The substitution of hazardous materials with less hazardous counterparts can reduce the fire risk. For example, replace solvent-based paints, thinners and cleaners with water-based counterparts, or ones with higher flash points. If hazards cannot be eliminated or substituted, the risk can be reduced by the introduction of engineering controls such as the use of metal cabinets for storing flammables. Ideally, large quantities of flammables should be stored in a purpose-built detached building away from the main premises. A decision will need to be made whether there is a need to upgrade existing fire detection and warning methods. If the premises are such that a fire could go undetected for some considerable time, or people could be working in a part of a building and be unaware of the need to evacuate, an automatic fire detection and warning system is probably required.

Improvements may also be required to escape routes. This may require the provision of additional fire exit doors. As a minimum, steps will need to be taken to ensure that all exit routes are kept clear of obstructions and that fire exit doors can be opened easily from the inside without the use of keys, cards or digital locks. Additional fire
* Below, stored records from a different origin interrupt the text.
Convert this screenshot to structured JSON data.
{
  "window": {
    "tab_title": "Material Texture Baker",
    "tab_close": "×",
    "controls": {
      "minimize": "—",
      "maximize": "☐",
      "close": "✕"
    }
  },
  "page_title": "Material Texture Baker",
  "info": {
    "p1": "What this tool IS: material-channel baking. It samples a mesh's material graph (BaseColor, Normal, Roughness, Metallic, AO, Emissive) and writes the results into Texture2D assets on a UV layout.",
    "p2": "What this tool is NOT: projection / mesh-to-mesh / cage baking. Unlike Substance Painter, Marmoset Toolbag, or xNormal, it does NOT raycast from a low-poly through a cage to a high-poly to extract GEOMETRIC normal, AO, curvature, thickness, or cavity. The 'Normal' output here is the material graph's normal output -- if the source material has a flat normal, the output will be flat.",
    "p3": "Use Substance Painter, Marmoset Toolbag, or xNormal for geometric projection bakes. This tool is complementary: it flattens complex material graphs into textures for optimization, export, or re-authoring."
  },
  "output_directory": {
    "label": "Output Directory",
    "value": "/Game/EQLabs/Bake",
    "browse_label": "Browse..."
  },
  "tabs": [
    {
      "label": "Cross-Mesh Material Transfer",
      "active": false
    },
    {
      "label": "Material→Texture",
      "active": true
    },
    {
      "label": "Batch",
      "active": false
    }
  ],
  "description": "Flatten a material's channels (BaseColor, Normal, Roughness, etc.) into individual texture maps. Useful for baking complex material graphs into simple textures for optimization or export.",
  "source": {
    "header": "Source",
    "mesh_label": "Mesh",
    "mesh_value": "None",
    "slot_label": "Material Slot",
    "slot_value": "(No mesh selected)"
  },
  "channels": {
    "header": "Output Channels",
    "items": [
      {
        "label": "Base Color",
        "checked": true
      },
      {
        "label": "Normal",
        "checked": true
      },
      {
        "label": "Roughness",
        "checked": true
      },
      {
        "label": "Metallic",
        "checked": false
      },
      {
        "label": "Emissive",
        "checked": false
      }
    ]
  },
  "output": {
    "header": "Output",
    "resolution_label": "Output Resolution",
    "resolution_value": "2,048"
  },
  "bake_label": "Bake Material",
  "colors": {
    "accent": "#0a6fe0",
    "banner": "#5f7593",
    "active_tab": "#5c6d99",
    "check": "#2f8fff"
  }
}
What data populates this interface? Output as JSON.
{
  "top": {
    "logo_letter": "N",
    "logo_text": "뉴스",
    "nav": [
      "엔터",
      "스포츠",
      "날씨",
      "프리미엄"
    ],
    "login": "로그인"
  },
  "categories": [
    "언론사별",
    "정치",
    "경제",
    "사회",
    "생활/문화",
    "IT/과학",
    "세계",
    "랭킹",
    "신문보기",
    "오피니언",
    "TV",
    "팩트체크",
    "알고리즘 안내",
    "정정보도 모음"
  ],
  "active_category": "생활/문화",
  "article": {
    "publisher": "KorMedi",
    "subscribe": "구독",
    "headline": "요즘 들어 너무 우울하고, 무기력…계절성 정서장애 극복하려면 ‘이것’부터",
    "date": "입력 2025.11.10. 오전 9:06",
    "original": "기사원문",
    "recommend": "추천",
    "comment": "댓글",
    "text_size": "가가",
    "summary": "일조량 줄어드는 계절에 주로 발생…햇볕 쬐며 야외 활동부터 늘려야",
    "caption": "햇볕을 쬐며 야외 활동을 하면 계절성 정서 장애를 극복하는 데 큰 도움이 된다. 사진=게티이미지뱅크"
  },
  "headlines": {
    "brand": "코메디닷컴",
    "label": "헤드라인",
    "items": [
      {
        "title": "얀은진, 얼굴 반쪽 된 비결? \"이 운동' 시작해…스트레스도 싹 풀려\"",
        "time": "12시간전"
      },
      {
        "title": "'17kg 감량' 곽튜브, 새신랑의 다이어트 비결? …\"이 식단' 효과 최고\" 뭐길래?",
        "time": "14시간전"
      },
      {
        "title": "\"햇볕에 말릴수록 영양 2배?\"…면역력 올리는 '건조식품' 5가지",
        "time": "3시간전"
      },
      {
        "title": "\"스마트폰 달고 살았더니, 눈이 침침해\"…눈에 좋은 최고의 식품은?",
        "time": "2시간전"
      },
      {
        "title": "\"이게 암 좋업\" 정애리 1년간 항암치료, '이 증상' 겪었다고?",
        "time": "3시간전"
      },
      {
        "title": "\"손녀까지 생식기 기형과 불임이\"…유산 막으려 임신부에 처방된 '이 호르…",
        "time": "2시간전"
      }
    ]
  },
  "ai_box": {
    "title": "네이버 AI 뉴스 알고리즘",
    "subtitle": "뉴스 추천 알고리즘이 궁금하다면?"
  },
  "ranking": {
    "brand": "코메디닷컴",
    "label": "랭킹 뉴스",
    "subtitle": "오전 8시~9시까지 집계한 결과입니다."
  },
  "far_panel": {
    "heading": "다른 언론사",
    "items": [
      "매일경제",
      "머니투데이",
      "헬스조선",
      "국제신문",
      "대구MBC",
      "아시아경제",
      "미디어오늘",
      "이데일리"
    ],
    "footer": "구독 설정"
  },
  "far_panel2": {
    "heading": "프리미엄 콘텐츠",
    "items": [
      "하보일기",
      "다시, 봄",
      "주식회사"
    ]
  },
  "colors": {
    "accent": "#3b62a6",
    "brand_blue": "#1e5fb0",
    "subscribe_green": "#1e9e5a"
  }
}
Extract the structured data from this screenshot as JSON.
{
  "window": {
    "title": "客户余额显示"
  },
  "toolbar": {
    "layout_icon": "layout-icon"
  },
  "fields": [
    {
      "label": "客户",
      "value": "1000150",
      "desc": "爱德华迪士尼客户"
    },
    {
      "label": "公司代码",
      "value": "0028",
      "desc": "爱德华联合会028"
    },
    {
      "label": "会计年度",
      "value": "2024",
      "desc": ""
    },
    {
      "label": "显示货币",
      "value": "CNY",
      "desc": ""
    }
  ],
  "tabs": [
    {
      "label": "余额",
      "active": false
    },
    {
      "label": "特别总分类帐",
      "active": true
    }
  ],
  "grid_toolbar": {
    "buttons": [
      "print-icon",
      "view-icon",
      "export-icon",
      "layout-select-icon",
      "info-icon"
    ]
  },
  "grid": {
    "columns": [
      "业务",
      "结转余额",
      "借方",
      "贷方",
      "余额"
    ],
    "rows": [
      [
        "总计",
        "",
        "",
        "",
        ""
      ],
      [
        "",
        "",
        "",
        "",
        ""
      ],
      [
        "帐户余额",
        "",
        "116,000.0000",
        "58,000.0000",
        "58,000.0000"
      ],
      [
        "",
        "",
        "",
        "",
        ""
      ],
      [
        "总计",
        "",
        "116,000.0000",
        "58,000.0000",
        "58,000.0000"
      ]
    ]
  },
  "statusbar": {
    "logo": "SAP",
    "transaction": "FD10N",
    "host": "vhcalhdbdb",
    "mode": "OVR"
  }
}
exit signs and emergency lighting may also be required.

Is additional fire fighting equipment required? As a general guide, one water fire extinguisher with a rating of 13A is required for each 200m2

of floor area. In addition, other extinguishers such as carbon dioxide for electrical hazards and dry powder for oils and fats will be required. The final part of the assessment will be to form an emergency plan. It will need to include the actions to be taken by staff in the event of a fire, evacuation procedures and the arrangements for calling the fire brigade.

The necessary training will need to be undertaken to ensure that all staff know what to do.

A periodic review of the fire risk assessment is necessary to ensure that the procedures are amended to take account of new

processes, change in the number and location of employees and alterations to the buildings. The regulations are enforced by the Fire Authority who may inspect the premises to check that the regulations are being carried out.

Following an inspection of the premises, the Fire Authority may issue an enforcement notice requiring safety work to be carried out. If they consider that there is a serious risk to people from fire, a prohibition notice could be issued restricting the use of the premises until remedial action is taken.